For the Daily
Published March 8, 2002
Nearly six months after terrorist attacks brought down the World Trade Center towers, the initial outburst of patriotism that followed in its aftermath has become less conspicuous, although it is still omnipresent.
The events of Sept. 11 brought about an outpouring of patriotism that America has not seen since the Gulf War. Open displays of patriotism were evident everywhere, as Americans nationwide began displaying flags on their homes, cars and businesses.
"It got to the point where people who didn't have a flag looked bad," Engineering junior Danielle Fleischer said.
"There was a great surge in everything from flags to clothing," LSA freshman Lauren Gariepy said.
Not only did the sales of flags and flag-related items skyrocket, but the mentality of the nation as a whole underwent a transformation.
"Everyone grew less cynical for a while about making fun of our country and government," Gariepy said.
While most people found the gush of patriotic sentiment heartwarming, others were skeptical.
"I think that the patriotism we've been asked to do is very superficial," history Prof. Matthew Countryman said. "No one is being asked to do anything but support" the administration's policies.

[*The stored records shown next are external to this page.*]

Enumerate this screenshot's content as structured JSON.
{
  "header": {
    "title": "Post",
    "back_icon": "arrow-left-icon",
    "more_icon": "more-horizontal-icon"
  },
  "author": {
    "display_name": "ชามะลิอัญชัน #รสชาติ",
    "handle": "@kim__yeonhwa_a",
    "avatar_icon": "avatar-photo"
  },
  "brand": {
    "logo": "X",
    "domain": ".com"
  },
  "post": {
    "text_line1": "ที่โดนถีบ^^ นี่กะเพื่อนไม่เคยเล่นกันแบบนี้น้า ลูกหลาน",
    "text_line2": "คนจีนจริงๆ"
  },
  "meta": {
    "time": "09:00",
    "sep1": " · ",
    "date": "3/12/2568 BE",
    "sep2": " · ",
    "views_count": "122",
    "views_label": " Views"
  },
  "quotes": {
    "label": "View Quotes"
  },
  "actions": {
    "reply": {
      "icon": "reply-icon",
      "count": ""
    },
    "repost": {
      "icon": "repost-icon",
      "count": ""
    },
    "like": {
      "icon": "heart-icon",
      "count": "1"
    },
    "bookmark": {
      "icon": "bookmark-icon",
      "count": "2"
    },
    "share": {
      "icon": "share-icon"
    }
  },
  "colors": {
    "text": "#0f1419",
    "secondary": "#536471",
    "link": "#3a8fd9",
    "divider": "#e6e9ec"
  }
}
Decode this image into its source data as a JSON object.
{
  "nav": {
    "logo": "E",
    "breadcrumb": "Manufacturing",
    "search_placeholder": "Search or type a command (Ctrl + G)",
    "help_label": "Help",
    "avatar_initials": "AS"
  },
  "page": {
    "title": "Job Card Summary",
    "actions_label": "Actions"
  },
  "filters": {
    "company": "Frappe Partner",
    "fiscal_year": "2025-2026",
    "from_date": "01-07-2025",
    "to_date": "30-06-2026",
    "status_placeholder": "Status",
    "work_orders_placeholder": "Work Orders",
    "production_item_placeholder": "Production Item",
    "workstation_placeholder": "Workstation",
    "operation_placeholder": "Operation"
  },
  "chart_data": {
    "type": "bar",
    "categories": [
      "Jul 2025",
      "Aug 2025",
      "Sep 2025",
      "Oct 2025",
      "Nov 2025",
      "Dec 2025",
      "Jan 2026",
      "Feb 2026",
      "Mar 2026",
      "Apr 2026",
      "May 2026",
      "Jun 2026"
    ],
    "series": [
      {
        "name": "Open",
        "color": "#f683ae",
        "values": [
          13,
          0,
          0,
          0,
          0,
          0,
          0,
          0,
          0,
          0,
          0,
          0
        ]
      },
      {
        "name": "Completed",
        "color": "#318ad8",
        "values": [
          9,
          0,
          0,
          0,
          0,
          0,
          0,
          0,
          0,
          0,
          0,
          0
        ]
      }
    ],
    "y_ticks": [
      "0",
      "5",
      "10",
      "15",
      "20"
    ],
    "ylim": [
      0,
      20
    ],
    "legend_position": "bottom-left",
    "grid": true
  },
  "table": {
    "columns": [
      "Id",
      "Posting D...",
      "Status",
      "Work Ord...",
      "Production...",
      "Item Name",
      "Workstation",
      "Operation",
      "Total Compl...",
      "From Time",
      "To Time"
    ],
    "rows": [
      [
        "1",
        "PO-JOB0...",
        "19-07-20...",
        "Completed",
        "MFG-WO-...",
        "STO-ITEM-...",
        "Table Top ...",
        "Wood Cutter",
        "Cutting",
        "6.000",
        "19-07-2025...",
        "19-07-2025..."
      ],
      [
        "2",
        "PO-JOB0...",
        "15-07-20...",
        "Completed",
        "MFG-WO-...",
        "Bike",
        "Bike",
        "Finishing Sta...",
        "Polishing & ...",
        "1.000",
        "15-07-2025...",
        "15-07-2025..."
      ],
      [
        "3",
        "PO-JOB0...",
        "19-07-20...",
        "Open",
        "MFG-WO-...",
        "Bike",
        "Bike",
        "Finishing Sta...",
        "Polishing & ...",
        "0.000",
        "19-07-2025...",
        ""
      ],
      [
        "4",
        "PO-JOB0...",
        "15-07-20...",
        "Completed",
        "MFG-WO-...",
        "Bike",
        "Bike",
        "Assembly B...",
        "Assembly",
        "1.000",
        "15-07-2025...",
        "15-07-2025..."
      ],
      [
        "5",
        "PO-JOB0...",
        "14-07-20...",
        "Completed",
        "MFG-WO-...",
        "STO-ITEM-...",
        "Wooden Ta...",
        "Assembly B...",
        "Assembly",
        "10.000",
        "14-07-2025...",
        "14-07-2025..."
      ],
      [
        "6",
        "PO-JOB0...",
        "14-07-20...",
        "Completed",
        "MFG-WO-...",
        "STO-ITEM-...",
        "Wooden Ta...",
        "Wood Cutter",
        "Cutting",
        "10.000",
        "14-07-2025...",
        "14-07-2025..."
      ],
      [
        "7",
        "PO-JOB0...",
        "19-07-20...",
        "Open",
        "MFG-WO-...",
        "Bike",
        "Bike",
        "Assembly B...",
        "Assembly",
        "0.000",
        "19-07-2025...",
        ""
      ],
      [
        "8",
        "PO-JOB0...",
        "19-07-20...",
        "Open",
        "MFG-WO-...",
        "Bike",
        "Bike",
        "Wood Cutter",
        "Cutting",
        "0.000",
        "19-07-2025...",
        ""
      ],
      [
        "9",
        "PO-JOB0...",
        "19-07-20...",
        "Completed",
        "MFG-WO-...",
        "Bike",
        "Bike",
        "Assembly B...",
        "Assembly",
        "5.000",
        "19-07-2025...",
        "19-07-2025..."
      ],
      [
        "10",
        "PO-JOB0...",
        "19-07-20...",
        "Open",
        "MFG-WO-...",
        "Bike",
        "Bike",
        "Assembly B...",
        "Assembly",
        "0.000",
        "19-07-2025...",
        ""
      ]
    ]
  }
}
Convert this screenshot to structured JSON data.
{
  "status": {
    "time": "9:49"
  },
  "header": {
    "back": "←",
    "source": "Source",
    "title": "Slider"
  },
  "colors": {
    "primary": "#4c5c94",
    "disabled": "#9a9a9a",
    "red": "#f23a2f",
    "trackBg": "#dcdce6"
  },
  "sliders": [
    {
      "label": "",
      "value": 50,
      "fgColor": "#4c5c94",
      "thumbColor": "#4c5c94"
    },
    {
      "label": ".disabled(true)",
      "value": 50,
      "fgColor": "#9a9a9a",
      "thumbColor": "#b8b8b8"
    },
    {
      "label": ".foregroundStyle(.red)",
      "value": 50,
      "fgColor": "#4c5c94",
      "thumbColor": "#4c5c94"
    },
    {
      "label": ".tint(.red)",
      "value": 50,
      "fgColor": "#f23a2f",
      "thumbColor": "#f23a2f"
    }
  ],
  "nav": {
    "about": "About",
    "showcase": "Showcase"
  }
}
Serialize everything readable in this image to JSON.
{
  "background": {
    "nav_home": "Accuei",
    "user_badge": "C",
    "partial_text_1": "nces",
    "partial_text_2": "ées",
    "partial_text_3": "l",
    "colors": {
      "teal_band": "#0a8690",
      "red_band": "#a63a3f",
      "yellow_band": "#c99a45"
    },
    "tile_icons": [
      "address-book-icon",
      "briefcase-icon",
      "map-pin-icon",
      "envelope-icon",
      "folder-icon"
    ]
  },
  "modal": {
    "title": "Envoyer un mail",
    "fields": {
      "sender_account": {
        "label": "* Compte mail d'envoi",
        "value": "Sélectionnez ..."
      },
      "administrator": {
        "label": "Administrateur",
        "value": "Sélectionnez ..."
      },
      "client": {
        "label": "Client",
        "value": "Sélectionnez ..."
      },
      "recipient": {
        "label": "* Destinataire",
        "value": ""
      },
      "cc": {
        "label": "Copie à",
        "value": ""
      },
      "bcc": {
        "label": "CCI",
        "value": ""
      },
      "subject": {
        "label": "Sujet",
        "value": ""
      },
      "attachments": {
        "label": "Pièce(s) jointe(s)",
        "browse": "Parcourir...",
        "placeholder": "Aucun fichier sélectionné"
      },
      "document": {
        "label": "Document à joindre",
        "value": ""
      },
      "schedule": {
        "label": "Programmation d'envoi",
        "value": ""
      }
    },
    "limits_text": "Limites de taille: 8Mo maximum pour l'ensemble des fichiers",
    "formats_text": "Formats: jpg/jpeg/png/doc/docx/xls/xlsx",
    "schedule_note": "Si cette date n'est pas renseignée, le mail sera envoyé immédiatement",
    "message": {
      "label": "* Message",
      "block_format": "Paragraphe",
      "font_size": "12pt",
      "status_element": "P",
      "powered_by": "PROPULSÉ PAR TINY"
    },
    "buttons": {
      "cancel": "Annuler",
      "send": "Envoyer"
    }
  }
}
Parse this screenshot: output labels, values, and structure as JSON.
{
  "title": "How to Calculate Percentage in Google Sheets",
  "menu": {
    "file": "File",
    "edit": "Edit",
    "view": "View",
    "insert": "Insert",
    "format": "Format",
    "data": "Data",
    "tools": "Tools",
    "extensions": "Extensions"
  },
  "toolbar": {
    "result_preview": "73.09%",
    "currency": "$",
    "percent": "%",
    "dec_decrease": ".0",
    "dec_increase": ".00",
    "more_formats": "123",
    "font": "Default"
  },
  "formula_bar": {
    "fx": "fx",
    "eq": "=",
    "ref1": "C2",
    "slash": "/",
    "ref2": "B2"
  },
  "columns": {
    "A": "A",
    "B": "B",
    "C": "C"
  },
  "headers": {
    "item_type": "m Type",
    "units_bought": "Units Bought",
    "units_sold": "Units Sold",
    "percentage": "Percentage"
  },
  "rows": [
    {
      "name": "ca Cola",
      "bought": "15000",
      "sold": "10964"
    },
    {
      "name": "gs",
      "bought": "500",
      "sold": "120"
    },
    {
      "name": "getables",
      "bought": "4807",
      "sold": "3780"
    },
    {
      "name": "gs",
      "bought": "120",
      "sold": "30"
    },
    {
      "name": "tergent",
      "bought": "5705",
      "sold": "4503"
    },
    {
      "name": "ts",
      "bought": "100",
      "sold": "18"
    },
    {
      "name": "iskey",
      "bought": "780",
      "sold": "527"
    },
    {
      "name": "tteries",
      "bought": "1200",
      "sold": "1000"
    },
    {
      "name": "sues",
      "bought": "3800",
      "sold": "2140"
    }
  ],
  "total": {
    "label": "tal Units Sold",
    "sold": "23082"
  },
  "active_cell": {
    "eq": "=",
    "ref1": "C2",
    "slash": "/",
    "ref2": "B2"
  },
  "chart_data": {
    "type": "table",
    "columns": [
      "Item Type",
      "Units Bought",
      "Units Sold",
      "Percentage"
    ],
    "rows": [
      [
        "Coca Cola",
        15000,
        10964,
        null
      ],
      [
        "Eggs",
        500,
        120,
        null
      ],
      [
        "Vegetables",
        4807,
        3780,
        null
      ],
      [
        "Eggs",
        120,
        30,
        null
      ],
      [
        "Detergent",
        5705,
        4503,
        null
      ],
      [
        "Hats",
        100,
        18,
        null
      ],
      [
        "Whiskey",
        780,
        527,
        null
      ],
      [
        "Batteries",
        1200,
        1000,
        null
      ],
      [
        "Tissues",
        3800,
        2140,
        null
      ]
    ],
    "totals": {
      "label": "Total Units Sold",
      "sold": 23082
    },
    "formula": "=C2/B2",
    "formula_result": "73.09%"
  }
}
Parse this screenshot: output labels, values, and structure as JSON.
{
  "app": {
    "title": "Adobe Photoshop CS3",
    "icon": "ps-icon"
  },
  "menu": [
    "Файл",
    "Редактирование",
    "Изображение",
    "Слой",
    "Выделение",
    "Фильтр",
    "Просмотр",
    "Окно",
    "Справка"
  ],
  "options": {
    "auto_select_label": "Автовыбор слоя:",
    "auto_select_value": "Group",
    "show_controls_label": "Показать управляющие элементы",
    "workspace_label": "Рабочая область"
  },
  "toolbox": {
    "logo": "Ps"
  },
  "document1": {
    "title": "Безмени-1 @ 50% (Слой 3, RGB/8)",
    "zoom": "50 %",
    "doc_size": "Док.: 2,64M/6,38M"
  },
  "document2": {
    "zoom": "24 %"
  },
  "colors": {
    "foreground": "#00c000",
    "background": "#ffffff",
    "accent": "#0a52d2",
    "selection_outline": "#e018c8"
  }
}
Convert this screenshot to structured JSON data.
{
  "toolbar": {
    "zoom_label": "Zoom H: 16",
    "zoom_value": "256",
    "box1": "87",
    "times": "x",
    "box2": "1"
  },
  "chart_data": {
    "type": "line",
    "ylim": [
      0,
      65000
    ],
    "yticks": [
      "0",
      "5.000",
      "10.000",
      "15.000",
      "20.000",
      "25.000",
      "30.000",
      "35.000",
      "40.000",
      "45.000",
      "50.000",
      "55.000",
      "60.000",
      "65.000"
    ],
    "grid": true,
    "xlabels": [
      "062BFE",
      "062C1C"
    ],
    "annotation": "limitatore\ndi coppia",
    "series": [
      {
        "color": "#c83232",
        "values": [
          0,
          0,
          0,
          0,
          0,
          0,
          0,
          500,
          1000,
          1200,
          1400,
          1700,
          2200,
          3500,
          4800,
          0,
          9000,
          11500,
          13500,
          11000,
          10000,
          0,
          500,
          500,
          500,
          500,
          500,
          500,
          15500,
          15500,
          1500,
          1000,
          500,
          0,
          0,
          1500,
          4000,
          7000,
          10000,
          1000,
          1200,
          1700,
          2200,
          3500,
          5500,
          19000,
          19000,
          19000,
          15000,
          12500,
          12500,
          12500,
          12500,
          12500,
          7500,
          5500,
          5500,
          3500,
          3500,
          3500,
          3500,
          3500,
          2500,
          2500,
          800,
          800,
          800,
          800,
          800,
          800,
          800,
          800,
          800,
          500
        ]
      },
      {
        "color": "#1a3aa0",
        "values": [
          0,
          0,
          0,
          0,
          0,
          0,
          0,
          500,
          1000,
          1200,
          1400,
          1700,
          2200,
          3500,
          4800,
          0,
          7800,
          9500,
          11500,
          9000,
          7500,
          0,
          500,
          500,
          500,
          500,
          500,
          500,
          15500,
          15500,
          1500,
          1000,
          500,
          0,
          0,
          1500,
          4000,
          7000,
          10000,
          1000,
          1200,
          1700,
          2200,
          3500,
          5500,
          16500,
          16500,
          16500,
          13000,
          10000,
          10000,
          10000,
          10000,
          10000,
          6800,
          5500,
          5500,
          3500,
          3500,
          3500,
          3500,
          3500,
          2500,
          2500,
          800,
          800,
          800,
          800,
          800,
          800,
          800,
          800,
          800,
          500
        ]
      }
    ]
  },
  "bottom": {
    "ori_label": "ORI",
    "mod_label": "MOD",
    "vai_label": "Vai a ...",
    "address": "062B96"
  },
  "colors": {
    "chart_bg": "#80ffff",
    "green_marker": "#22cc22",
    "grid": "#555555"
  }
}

Countryman also pointed out the dangers of taking patriotism to an excessive level. He was troubled that some have stopped criticizing or opposing the government's policies in the name of patriotism.
"Even raising questions is considered unpatriotic. There's very little opposition. We're not having a public debate about the best way to proceed," he said.
As patriotic sentiment nationwide dissipates, the opposition that Countryman said is necessary for our country might be forthcoming.
"You notice less flags being displayed," Engineering sophomore Shannon Glasbie said.
LSA senior Juan Baepna agreed that there were less open displays of patriotism, but said, "Deep down it's still there, it's just not as prominent as it once was. I think overall people still have a deep rooted feeling of patriotism."
But history Prof. Tom Guglielmo said he disagreed that American patriotism is decreasing.
"I'm not sure I can remember another time in my life when flags were so omnipresent - on lapels, on store windows, on bumpers, on team jerseys, among millions of other places," he said.